Can you quote the records below in full, word for word?
==*==
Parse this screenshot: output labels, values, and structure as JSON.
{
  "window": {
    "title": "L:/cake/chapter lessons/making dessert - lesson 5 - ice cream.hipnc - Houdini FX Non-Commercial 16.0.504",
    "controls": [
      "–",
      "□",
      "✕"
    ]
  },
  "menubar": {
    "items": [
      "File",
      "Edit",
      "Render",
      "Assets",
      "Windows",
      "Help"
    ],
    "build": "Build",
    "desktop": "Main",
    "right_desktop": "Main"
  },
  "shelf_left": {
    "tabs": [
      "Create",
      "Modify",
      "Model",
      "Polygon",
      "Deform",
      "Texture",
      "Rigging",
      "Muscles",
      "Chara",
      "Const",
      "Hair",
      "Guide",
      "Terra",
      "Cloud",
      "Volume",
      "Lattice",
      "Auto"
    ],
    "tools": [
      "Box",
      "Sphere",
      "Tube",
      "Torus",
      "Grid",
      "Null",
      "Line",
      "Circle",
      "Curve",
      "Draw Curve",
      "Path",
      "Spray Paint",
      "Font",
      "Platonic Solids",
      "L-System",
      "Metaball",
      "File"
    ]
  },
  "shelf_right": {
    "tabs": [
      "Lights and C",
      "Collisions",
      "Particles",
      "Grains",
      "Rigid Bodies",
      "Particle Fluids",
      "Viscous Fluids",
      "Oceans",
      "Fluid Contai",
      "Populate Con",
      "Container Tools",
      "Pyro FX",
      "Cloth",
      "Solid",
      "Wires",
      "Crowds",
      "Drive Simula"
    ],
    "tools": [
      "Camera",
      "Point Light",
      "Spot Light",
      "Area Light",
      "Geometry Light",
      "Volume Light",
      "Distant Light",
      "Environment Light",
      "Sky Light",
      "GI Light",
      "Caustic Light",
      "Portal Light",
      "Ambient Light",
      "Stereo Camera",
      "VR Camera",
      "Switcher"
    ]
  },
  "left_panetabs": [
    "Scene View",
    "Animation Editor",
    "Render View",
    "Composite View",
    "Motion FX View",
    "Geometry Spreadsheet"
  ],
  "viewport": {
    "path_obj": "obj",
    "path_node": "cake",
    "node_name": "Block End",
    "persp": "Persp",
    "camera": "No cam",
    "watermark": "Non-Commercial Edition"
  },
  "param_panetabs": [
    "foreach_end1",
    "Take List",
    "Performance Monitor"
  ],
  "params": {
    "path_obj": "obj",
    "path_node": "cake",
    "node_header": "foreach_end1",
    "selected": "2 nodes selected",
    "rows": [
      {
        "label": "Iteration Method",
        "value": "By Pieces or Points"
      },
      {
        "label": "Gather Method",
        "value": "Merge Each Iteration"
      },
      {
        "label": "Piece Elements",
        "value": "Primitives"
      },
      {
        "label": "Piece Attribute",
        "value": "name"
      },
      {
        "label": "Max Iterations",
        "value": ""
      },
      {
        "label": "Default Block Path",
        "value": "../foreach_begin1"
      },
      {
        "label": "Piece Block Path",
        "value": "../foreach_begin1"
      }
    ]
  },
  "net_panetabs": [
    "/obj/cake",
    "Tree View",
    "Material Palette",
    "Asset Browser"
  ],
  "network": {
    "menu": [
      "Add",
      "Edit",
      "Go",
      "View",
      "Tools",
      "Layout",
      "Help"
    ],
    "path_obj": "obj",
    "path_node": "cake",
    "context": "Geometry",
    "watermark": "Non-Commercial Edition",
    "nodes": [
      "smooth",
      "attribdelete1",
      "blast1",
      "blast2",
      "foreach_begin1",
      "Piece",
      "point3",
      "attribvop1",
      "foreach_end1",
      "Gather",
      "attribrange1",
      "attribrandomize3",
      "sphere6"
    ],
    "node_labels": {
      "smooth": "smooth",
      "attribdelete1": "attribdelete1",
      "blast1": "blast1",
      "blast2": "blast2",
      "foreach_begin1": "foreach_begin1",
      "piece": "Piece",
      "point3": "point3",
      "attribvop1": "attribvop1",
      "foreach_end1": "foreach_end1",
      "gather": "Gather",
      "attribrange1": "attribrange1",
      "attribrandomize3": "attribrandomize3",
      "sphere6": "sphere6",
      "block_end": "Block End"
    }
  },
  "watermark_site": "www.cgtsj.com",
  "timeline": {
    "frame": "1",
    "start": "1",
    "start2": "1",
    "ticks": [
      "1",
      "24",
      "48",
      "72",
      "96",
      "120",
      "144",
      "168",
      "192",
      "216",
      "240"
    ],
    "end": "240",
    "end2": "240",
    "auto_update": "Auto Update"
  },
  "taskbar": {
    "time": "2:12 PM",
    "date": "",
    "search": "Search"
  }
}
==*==
TASK OUTPUT >>
Parse this screenshot: output labels, values, and structure as JSON.
{
  "window": {
    "title": "L:/cake/chapter lessons/making dessert - lesson 5 - ice cream.hipnc - Houdini FX Non-Commercial 16.0.504",
    "controls": [
      "–",
      "□",
      "✕"
    ]
  },
  "menubar": {
    "items": [
      "File",
      "Edit",
      "Render",
      "Assets",
      "Windows",
      "Help"
    ],
    "build": "Build",
    "desktop": "Main",
    "right_desktop": "Main"
  },
  "shelf_left": {
    "tabs": [
      "Create",
      "Modify",
      "Model",
      "Polygon",
      "Deform",
      "Texture",
      "Rigging",
      "Muscles",
      "Chara",
      "Const",
      "Hair",
      "Guide",
      "Terra",
      "Cloud",
      "Volume",
      "Lattice",
      "Auto"
    ],
    "tools": [
      "Box",
      "Sphere",
      "Tube",
      "Torus",
      "Grid",
      "Null",
      "Line",
      "Circle",
      "Curve",
      "Draw Curve",
      "Path",
      "Spray Paint",
      "Font",
      "Platonic Solids",
      "L-System",
      "Metaball",
      "File"
    ]
  },
  "shelf_right": {
    "tabs": [
      "Lights and C",
      "Collisions",
      "Particles",
      "Grains",
      "Rigid Bodies",
      "Particle Fluids",
      "Viscous Fluids",
      "Oceans",
      "Fluid Contai",
      "Populate Con",
      "Container Tools",
      "Pyro FX",
      "Cloth",
      "Solid",
      "Wires",
      "Crowds",
      "Drive Simula"
    ],
    "tools": [
      "Camera",
      "Point Light",
      "Spot Light",
      "Area Light",
      "Geometry Light",
      "Volume Light",
      "Distant Light",
      "Environment Light",
      "Sky Light",
      "GI Light",
      "Caustic Light",
      "Portal Light",
      "Ambient Light",
      "Stereo Camera",
      "VR Camera",
      "Switcher"
    ]
  },
  "left_panetabs": [
    "Scene View",
    "Animation Editor",
    "Render View",
    "Composite View",
    "Motion FX View",
    "Geometry Spreadsheet"
  ],
  "viewport": {
    "path_obj": "obj",
    "path_node": "cake",
    "node_name": "Block End",
    "persp": "Persp",
    "camera": "No cam",
    "watermark": "Non-Commercial Edition"
  },
  "param_panetabs": [
    "foreach_end1",
    "Take List",
    "Performance Monitor"
  ],
  "params": {
    "path_obj": "obj",
    "path_node": "cake",
    "node_header": "foreach_end1",
    "selected": "2 nodes selected",
    "rows": [
      {
        "label": "Iteration Method",
        "value": "By Pieces or Points"
      },
      {
        "label": "Gather Method",
        "value": "Merge Each Iteration"
      },
      {
        "label": "Piece Elements",
        "value": "Primitives"
      },
      {
        "label": "Piece Attribute",
        "value": "name"
      },
      {
        "label": "Max Iterations",
        "value": ""
      },
      {
        "label": "Default Block Path",
        "value": "../foreach_begin1"
      },
      {
        "label": "Piece Block Path",
        "value": "../foreach_begin1"
      }
    ]
  },
  "net_panetabs": [
    "/obj/cake",
    "Tree View",
    "Material Palette",
    "Asset Browser"
  ],
  "network": {
    "menu": [
      "Add",
      "Edit",
      "Go",
      "View",
      "Tools",
      "Layout",
      "Help"
    ],
    "path_obj": "obj",
    "path_node": "cake",
    "context": "Geometry",
    "watermark": "Non-Commercial Edition",
    "nodes": [
      "smooth",
      "attribdelete1",
      "blast1",
      "blast2",
      "foreach_begin1",
      "Piece",
      "point3",
      "attribvop1",
      "foreach_end1",
      "Gather",
      "attribrange1",
      "attribrandomize3",
      "sphere6"
    ],
    "node_labels": {
      "smooth": "smooth",
      "attribdelete1": "attribdelete1",
      "blast1": "blast1",
      "blast2": "blast2",
      "foreach_begin1": "foreach_begin1",
      "piece": "Piece",
      "point3": "point3",
      "attribvop1": "attribvop1",
      "foreach_end1": "foreach_end1",
      "gather": "Gather",
      "attribrange1": "attribrange1",
      "attribrandomize3": "attribrandomize3",
      "sphere6": "sphere6",
      "block_end": "Block End"
    }
  },
  "watermark_site": "www.cgtsj.com",
  "timeline": {
    "frame": "1",
    "start": "1",
    "start2": "1",
    "ticks": [
      "1",
      "24",
      "48",
      "72",
      "96",
      "120",
      "144",
      "168",
      "192",
      "216",
      "240"
    ],
    "end": "240",
    "end2": "240",
    "auto_update": "Auto Update"
  },
  "taskbar": {
    "time": "2:12 PM",
    "date": "",
    "search": "Search"
  }
}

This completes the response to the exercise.